Note: Kristin reads and reviews both Christian and secular fiction on A Simply Enchanted Life. Out of respect for my readers, I am including a content review. This content review will help you decide whether this book is suitable for you.
Christian or Secular: Christian.
Sex: See trigger warnings
Violence: Non-graphic. See triggers and disclosure.
Trigger Warnings: This book is a suspense novel. A woman’s dead body is found inside of a tree. Her baby is missing—a baby conceived of rape (which is not detailed). This explores topics of sex trafficking, domestic violence, and stalking.
Disclosure: While this book deals with some heavy topics, I would consider this a clean read. It’s a good choice for Christians who want suspense without gore.
“This house was a reflection of what was in Kaine’s soul. This house was terrifying. This house was dead.”
― Jaime Jo Wright,

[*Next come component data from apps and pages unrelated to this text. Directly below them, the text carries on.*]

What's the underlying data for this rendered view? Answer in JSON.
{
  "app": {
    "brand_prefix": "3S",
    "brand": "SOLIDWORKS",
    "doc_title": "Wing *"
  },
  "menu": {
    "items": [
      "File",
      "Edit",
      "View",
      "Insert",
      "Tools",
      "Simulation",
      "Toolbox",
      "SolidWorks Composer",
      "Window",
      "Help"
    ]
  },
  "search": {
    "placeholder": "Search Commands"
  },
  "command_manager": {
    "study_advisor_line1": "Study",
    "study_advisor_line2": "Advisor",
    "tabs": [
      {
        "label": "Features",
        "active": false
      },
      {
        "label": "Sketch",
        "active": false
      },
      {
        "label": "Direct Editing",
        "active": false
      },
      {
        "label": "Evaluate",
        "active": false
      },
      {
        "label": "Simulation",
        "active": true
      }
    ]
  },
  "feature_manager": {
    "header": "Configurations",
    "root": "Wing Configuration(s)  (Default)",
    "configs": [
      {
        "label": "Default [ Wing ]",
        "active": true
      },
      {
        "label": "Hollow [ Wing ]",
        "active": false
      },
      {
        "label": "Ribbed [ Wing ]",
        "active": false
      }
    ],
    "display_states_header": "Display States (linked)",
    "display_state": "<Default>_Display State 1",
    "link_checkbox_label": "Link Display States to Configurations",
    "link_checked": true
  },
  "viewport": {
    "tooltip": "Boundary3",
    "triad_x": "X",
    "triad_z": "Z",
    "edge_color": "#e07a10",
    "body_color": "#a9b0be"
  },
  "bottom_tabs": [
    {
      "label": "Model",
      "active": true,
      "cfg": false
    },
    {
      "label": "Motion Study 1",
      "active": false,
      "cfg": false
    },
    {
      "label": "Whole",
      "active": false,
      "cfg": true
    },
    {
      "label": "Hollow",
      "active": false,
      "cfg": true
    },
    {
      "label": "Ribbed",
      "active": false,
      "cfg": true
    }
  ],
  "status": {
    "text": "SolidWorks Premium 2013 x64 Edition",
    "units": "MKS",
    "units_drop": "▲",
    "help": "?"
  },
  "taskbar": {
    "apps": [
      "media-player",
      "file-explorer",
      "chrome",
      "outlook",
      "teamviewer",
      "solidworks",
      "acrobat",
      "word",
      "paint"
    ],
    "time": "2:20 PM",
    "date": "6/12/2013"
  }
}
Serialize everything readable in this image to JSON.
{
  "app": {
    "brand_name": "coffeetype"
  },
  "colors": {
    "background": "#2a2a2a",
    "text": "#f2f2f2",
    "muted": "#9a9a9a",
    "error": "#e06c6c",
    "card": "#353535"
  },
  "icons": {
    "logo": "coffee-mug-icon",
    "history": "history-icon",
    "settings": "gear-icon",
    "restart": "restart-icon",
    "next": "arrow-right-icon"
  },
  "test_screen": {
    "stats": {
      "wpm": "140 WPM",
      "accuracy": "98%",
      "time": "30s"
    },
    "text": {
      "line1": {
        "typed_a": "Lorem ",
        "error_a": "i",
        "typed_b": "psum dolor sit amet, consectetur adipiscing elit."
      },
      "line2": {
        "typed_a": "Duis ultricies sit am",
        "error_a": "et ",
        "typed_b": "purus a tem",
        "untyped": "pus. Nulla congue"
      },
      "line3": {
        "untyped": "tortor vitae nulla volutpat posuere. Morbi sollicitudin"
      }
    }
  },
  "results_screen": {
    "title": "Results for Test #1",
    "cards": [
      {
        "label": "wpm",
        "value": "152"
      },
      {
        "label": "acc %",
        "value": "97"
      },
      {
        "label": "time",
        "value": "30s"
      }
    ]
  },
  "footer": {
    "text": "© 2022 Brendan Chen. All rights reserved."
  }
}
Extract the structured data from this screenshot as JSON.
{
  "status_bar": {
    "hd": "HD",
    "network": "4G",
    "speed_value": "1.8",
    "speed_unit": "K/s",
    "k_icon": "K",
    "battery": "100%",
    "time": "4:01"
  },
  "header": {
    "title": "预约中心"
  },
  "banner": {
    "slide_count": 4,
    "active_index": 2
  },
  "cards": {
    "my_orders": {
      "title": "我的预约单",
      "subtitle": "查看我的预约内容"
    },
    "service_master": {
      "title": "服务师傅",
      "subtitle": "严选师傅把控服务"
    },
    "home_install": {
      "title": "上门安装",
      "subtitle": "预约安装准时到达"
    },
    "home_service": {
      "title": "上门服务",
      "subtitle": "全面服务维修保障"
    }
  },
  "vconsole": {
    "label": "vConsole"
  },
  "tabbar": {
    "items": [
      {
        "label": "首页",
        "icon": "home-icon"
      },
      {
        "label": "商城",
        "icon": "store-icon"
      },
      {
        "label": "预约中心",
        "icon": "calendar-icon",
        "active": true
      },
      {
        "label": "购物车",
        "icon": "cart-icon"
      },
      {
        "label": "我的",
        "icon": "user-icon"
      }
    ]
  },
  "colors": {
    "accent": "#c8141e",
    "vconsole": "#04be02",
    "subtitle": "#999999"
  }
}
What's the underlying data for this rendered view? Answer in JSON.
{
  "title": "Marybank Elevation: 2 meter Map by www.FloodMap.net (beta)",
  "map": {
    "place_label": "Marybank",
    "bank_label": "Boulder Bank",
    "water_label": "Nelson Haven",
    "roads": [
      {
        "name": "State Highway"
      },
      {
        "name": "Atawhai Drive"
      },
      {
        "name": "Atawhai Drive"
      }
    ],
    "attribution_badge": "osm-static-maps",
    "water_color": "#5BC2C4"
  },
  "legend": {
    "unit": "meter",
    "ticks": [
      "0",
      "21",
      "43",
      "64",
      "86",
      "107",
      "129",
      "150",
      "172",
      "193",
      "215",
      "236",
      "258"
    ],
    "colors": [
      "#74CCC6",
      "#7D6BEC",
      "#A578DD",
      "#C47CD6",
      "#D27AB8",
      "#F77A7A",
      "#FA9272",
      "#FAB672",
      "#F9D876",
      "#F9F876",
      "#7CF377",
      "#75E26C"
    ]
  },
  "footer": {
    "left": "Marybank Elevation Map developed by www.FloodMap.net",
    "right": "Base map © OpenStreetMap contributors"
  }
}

The House on Foster Hill is nothing short of amazing. Debut novels are always scary for me. I never know if I’m going to like the author and I have no idea what to expect. I wasn’t disappointed with this one. In fact, I loved it so much that I’m practically foaming at the mouth wanting to get my hands on The Reckoning at Gossamer Pond which is releasing on July 3rd, 2018.
Here’s why I loved this book:
Dual timeline: I love a dual timeline. There’s something about seeing how the present connects to the past that appeals to me. It makes me question what legacy I will leave and if anyone will remember me when I’m gone. I read my first dual timeline of 2017 with The Writing Desk by Rachel Hauck and I followed with Freedom’s Ring by Heidi Chiavaroli. I loved those two books so much that I worried it would be hard to follow them. But, The House on Foster Hill was a perfect fit for me. I couldn’t put this book down!
If you’re used to reading dark suspense, this book may feel as if it’s lacking. It’s a good clean read and while it has a creepy feel to it at times—it’s completely wholesome.
I appreciate that this book explores themes of human trafficking. I’m seeing more and more Christian authors address this. It is estimated that human trafficking costs nearly 20.9 million people their freedom around the world. I’m glad to see that authors are bringing this horrific practice to light by exploring themes of exploitation in their novels.
Characters to love: I loved these characters and I felt this strong pull to Ivy and her need to make sure that the dead were not forgotten. I wanted to somehow put myself into the pages and help find justice for Gabriella. I needed to know that her soul could rest and that she wouldn’t just be some nameless dead girl for all eternity.
The message of hope: Last, but not least for me was the message of eternal hope that we find in Christ. Here you have a young woman with no hope of freedom. Yet, her faith is strong and she’s held on to the hope of life eternal. I’m not ashamed to say that I cried for Gabriella and though she was fictional, her spiritual strength made me ashamed of my spiritual weakness.
Hope was the one thing she had missed in her healing. Hope not only healed, it lessened the scars. She had grown used to loss. She expected it. She expected failure from those around her. But Gabriella, in the brutality of her circumstances, had found hope in Someone greater. Her faith reached into Ivy’s soul.
She inhaled a deep breath of warm spring air filled with the freshness of rain. She wanted that hope. To cling to God as Gabriella had. To hold Him so close that this world became an interlude before life truly began.
I loved this book. It’s a fantastic début novel and I could ramble on for another 500 words or so about how this book made me feel. It’s really that good to me!